When all balls in the bearing have the same contact angle, they roll at the same speeds. When a large moment load is applied to a pitch bearing, different areas of the bearing are subjected to different magnitudes of force. For instance, the large aerodynamic forces on the blade create a bending moment that pulls the upwind side of the bearing away from the hub, while the downwind side is being pushed into the hub. Yet, near the bending plane, the bearing is subjected to less direct loading from the bending moment. That is why the filling plugs or slots in 2R4P bearing’s outer rings are installed so they are near said bending plane. They represent a weak point in the bearing design, so they are positioned in the least loaded area of the bearing. This variable loading along the bearing perimeter, in combination with the complex geometry of the hub, allows for varying degrees of deformation and, therefore, ellipse truncation around the bearing perimeter. When balls in the same bearing have different contact angles, they will attempt to roll at different speeds, creating cage loading. (Figure 4)

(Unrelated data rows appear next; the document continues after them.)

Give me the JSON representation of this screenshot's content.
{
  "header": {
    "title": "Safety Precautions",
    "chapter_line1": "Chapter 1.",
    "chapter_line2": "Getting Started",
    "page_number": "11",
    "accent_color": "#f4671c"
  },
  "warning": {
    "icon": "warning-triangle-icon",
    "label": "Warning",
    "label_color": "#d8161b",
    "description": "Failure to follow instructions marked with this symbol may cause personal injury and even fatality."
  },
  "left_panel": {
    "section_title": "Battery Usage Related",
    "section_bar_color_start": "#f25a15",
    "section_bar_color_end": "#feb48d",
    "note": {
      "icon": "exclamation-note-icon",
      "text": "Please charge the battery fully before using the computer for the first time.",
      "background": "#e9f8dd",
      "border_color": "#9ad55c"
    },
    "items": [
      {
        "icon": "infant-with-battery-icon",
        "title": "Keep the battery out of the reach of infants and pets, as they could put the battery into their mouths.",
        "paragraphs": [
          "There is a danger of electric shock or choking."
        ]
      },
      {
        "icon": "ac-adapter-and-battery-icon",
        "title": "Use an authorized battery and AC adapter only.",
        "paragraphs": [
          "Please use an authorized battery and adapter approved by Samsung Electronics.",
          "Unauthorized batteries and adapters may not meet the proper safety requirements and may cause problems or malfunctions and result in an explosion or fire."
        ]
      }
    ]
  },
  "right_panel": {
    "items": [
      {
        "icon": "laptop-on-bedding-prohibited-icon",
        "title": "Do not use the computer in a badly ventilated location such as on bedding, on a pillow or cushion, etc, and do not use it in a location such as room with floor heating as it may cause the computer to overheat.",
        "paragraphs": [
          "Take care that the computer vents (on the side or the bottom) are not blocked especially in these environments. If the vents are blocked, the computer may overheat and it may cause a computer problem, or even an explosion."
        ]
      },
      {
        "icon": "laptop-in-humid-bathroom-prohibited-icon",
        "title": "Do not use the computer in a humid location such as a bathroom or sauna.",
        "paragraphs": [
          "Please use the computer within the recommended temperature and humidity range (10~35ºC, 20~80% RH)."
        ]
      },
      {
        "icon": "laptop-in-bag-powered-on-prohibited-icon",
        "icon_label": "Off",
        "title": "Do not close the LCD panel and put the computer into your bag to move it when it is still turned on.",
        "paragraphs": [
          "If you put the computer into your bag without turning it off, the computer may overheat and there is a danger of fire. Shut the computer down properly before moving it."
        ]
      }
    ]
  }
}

Figure 4: Contact angle, and cage loading
What does cage failure look like?
In the initial stages of cage failure, there will be little signs that indicate there is a problem. Grease sampling is one of the best ways to identify that there may be problem during early stages. As damage progresses, the iron content in the bearing’s grease will continue to increase. Eventually the cage will wear enough to begin breaking apart. (Figure 1) Cage pieces can then push out the bearing’s seals, allowing lubricant to leave the bearing, and in many cases, run down the blade itself. (Figure 5) Pieces will also fall from the bearing onto the ground, causing safety concerns as many of these cage pieces can we quite sharp. Cage pieces will also start to block the rolling elements, much like a rock under the wheel of a shopping cart. This increases the torque necessary to rotate the bearing. The increased torque causes the entire pitch system to work harder, potentially causing failures outside of the pitch bearing as well. Given enough debris, the bearing will lock up, resulting in premature pitch bearing failure.
Figure 5: Cage sections pushing out bearing seals
Nathan Stan is a Mechanical Engineer (MS) with Malloy Wind, a wind service and parts supplier who is celebrating 25 years supporting wind turbine operators. Nathan is their blade bearing focused engineer. He has performed failure investigations on a wide variety of blade bearings across multiple OEMs to help operators better understand failures occurring in the field, and help provide solutions with long term reliability in mind.
Malloy Wind | malloywind.com